The epidemiology of Lagos bat virus and henipaviruses in straw-coloured fruit bats (Eidolon helvum), using population genetics to infer population connectivity
AbstractThe straw-coloured fruit bat, Eidolon helvum, has been identified as a reservoir for potentially-zoonotic henipaviruses and Lagos bat virus (LBV) in continental Africa. Longitudinal studies at a large urban colony in Accra, Ghana aim to better understand E. helvum and viral ecology, as well as the nature of human-bat interactions. To assess whether the findings from these studies can be extrapolated across the species’ continental range, more information on the movement ecology of the species and connectivity of populations across its range was required.
A multifaceted approach, using techniques from the field of genetics, population ecology, and virology, was used to understand the ways in which the structure and dynamics of fruit bat populations across Africa may affect the viral transmission dynamics within them. Given recent difficulties in using electronic positioning systems on E. helvum to track movement, genetic methods were proposed as the most appropriate way to assess connectivity between populations across such a vast range.
Henipavirus and LBV serological analyses were undertaken on samples from 12 populations of E. helvum bats across its continental and offshore-island range. A combination of mitochondrial DNA and microsatellite markers were used to describe the genetic metapopulation structure of E. helvum and data were obtained in each location on population sizes, demographic structure, reproductive and migratory seasonality, as well as bat-human interactions.
Consistent with expectations for a vagile migratory species, a panmictic continental population structure was detected across its continental range, although the extent of this panmixia was greater than previously detected in any other mammal or bird. Antibodies to henipaviruses and LBV were detected in all continental populations. Isolated island populations in the Gulf of Guinea were genetically distinct from each other and the continental population. Given the isolation of these island fruit bats and the lack of connectivity with other populations, it was expected that populations would be too small to allow persistence of any viruses that cause acute, immunising infections. Contrary to expectations, island individuals displayed evidence for exposure to both viruses.
E. helvum is known to roost close in proximity to human populations across continental Africa, and these results could therefore have important public health implications. Further longitudinal studies across multiple locations and information on social structure, daily and seasonal movements are needed to make inferences about virus transmission dynamics and zoonotic risks within the complex population structure.
I would like to acknowledge the funders of this research, including the Cambridge

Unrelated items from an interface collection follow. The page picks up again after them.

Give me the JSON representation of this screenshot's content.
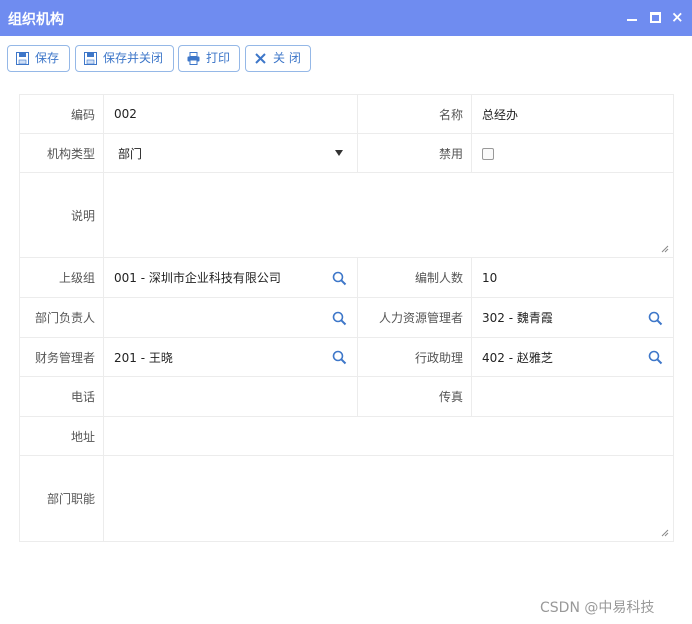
{
  "window": {
    "title": "组织机构"
  },
  "toolbar": {
    "save": "保存",
    "save_close": "保存并关闭",
    "print": "打印",
    "close": "关 闭"
  },
  "form": {
    "code_label": "编码",
    "code_value": "002",
    "name_label": "名称",
    "name_value": "总经办",
    "type_label": "机构类型",
    "type_value": "部门",
    "disabled_label": "禁用",
    "desc_label": "说明",
    "desc_value": "",
    "parent_label": "上级组",
    "parent_value": "001 - 深圳市企业科技有限公司",
    "headcount_label": "编制人数",
    "headcount_value": "10",
    "leader_label": "部门负责人",
    "leader_value": "",
    "hr_label": "人力资源管理者",
    "hr_value": "302 - 魏青霞",
    "finance_label": "财务管理者",
    "finance_value": "201 - 王晓",
    "admin_label": "行政助理",
    "admin_value": "402 - 赵雅芝",
    "phone_label": "电话",
    "phone_value": "",
    "fax_label": "传真",
    "fax_value": "",
    "address_label": "地址",
    "address_value": "",
    "duty_label": "部门职能",
    "duty_value": ""
  },
  "watermark": "CSDN @中易科技"
}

Infectious Diseases Consortium (originally funded by the Veterinary Training and
Research Initiative), Charles Slater Fund, Jowett Fund, Society of General Microbiology,
Daisy Balogh Grant, Wolfson College, and the Zebra Foundation for Veterinary